At the Samsung Foundry Forum (SFF) 2024, TaeJoong Song, who leads business development at Samsung's foundry division, indicated that Samsung is intrigued by UALink's efforts to standardize AI chip interconnectivity. He mentioned that Samsung is exploring ways to support and possibly join the alliance. 

The UALink initiative aims to establish an open standard for more efficient communication between AI accelerators by facilitating direct data transfers between the memory of attached accelerators, thus improving performance and efficiency for demanding compute workloads. The initial UALink specification, version 1.0, will support connecting up to 1,024 accelerators within an AI computing pod, creating a reliable, scalable, and low-latency network. The technology will, of course, challenge Nvidia's NVLink, which serves the same purpose. 

While Samsung develops its own system-on-chips for smartphones and SSDs, it doesn't build processors or accelerators akin to AMD's Instinct MI300A or Instinct MI300X that genuinely require a high-performance, low-latency scalable interconnect. While Samsung may need the UALink technology for its processors at some point, it is more likely that the company's foundry unit needs to be a part of the alliance to make chips with UALink for its customers. 

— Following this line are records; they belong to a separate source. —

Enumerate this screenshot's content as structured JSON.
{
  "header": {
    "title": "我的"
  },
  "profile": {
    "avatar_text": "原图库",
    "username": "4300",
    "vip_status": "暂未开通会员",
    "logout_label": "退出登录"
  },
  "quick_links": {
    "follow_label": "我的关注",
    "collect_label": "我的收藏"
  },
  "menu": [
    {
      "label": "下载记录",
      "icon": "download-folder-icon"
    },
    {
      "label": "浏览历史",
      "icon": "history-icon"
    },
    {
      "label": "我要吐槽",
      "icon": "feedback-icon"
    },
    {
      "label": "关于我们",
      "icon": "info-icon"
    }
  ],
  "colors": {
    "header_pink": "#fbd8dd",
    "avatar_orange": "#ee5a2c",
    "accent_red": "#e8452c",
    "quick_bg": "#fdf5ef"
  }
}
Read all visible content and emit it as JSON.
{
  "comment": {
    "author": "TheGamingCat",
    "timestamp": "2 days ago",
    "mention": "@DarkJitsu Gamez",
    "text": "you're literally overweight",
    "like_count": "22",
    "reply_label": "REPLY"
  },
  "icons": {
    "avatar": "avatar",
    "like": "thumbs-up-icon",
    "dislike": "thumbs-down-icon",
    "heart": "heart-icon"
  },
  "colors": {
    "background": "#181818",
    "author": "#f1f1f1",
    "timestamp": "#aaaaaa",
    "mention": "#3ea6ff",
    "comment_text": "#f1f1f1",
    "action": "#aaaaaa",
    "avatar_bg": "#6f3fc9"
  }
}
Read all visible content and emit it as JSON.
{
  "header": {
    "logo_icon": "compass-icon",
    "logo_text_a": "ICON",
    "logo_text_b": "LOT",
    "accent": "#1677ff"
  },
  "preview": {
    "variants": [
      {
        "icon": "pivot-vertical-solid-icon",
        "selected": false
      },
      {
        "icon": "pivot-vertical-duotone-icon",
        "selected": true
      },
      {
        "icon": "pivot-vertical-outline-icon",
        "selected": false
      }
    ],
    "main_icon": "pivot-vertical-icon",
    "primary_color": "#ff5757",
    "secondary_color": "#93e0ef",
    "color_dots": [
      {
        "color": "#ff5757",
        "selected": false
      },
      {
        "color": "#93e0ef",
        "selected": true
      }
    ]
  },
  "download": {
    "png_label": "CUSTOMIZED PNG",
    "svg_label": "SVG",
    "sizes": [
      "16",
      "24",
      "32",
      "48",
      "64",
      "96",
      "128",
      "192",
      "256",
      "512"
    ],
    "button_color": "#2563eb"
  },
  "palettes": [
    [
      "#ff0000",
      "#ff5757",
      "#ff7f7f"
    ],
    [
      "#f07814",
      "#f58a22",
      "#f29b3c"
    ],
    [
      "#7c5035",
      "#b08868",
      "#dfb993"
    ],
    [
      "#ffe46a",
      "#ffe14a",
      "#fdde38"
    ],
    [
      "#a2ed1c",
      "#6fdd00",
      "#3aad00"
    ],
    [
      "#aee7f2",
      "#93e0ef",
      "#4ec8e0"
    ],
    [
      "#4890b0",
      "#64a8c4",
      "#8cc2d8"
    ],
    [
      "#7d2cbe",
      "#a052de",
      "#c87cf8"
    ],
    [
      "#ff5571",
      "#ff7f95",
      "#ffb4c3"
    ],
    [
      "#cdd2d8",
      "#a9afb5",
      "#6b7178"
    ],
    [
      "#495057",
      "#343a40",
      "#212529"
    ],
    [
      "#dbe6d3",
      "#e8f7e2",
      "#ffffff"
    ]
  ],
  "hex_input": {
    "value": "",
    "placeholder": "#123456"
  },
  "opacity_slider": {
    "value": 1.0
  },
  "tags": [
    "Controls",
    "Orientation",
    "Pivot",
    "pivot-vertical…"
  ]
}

The UALink Alliance consists of industry giants like AMD, Broadcom, Cisco, Google, HPE, Intel, Meta, and Microsoft. All of them are potential customers for Samsung Foundry, so the company certainly needs to access the patents on which UALink relies. 

Despite being competitors in other areas, the companies in the UALink Alliance are collaborating to reduce their reliance on Nvidia's NVLink. This collective effort highlights their urgency in addressing Nvidia's monopolistic hold on AI chip interconnect technology.  

Samsung's participation in the UALink technology could attract orders for next-generation AI chips from major tech companies. Samsung has already secured orders from AI chip startups such as Tenstorrent, Groq, Rebellions, and DEEPX for its 4nm process at its upcoming fab in Taylor, Texas. Additionally, Samsung Chairman Jae-yong Lee recently met with CEOs of Amazon, Meta, and Qualcomm, hinting at potential AI chip foundry deals. 

Anton Shilov
Contributing Writer

Anton Shilov is a contributing writer at Tom’s Hardware. Over the past couple of decades, he has covered everything from CPUs and GPUs to supercomputers and from modern process technologies and latest fab tools to high-tech industry trends.